After more than three decades, Waynesville’s annual Folkmoot Festival is just as popular as ever; trying to keep it that way is Folkmoot’s Executive Director, Angie Schwab.
“We continue to fine-tune and expand,” said Schwab, who’s helming her third Folkmoot.
Fine-tuning a family-friendly, fan-favored fest can be a tricky affair, but perhaps the biggest tweak to the regular lineup a no-brainer.
This year, all groups will report to Cherokee for Cherokee Ambassadors Day; in the past, only a few would get to experience the rich culture of Western North Carolina’s indigenous inhabitants.
The events at Cherokee this year will also take on a greater importance, as Schwab revealed that a major presentation would be made.
The expanded Cherokee performance will be joined this year by a few other old events that bear a new twist.
“We’re having our gala in the yard this year,” she said. “It’s kind of a big deal.”
Traditionally, the opening night gala has been held in Maggie Valley, but Schwab said that this year after losing that venue, Folkmoot looked a little closer to home.
“We’re having our gala in the yard,” she said. “It’s kind of a big deal.”
Folkmoot’s facility — a former school on Virginia Avenue in Hazelwood — continues to undergo improvements and renovations, which allow it to serve Folkmoot’s larger purpose of promoting cultural understanding.
Holding the event in-house also saves money and transport time for the groups.

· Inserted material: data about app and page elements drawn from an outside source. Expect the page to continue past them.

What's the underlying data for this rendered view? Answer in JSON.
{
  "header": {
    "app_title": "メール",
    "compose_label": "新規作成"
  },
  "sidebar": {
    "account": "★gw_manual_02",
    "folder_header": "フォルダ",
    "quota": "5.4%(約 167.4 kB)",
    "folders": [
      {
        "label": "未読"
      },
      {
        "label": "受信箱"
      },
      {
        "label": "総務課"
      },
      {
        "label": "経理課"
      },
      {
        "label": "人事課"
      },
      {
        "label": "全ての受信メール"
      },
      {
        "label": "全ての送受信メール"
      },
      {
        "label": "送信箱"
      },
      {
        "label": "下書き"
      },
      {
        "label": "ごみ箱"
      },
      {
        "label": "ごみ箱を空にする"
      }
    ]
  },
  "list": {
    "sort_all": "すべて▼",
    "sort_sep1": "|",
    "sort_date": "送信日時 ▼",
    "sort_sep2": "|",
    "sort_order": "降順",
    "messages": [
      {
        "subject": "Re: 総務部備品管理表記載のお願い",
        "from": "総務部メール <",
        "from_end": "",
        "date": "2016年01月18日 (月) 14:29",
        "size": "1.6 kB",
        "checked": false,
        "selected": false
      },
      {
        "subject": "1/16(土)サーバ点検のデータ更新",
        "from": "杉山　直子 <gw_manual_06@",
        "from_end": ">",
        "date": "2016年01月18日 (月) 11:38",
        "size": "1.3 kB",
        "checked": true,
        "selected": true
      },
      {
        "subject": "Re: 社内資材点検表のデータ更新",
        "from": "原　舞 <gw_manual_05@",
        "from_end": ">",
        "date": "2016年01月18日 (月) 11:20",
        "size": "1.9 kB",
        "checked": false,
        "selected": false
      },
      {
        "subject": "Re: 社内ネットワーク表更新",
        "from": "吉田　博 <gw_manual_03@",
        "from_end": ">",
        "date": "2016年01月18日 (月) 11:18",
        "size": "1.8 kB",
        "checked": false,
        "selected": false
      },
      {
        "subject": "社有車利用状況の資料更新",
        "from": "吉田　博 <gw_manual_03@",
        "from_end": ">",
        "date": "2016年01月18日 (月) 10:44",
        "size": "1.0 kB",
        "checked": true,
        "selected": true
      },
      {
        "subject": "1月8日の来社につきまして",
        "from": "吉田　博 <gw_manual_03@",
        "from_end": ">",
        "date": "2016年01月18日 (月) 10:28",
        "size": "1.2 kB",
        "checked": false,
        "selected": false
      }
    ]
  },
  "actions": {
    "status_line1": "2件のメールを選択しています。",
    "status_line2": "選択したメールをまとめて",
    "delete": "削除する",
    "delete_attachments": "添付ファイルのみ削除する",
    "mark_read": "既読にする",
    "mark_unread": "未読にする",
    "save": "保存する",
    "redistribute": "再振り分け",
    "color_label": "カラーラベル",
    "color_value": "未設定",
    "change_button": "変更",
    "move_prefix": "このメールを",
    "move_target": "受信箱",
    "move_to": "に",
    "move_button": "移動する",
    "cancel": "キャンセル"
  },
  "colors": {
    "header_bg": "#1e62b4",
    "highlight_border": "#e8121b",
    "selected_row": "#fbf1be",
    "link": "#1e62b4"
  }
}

“We like the idea of moving in that direction, but it’s kind of a younger, more festival-type version of an event,” she said of the Gala on the Green scheduled for July 20. “I’ll tell you we’ve already sold 20 percent more tickets than we have [in the past]. So we’re expecting a nice crowd.”
Schwab also said there would be improvements to Many Cultures Day (July 22) as well as round two of the “cultural conversations” forum held last year at the First United Methodist Church for Waynesville.
New additions this year include Camp Folkmoot (July 21) where kids can learn international folk dance from festival performers, The Smoky Mountain News-sponsored Sunday Soiree Series (see SKIDOO, page 6) and, for the first time, two performances at the Haywood Arts Regional Theatre (July 21 and 28).
“People may be surprised by the content of those particular shows, because it’s not just dance,” Schwab said. “Our groups will talk about the symbolism, the intangible culture behind their dance and what they’re wearing.”
Another new event — only because last year the facility was still a dilapidated former auto service station — is the after-hours at newly-opened Bearwaters Brewing in Canton (July 25).
“I’m not sure how he’s going to hold us,” she said. “We bring a circus.”
Schwab’s circus will again hit all of the municipalities in Haywood County, as well as Asheville, Hickory, Flat Rock and, for the first time, Greenville, S.C., which represents a renewed effort to build on the festival’s established popularity.
“We need to expand to more metropolitan markets where there’s more international presence,” Schwab said.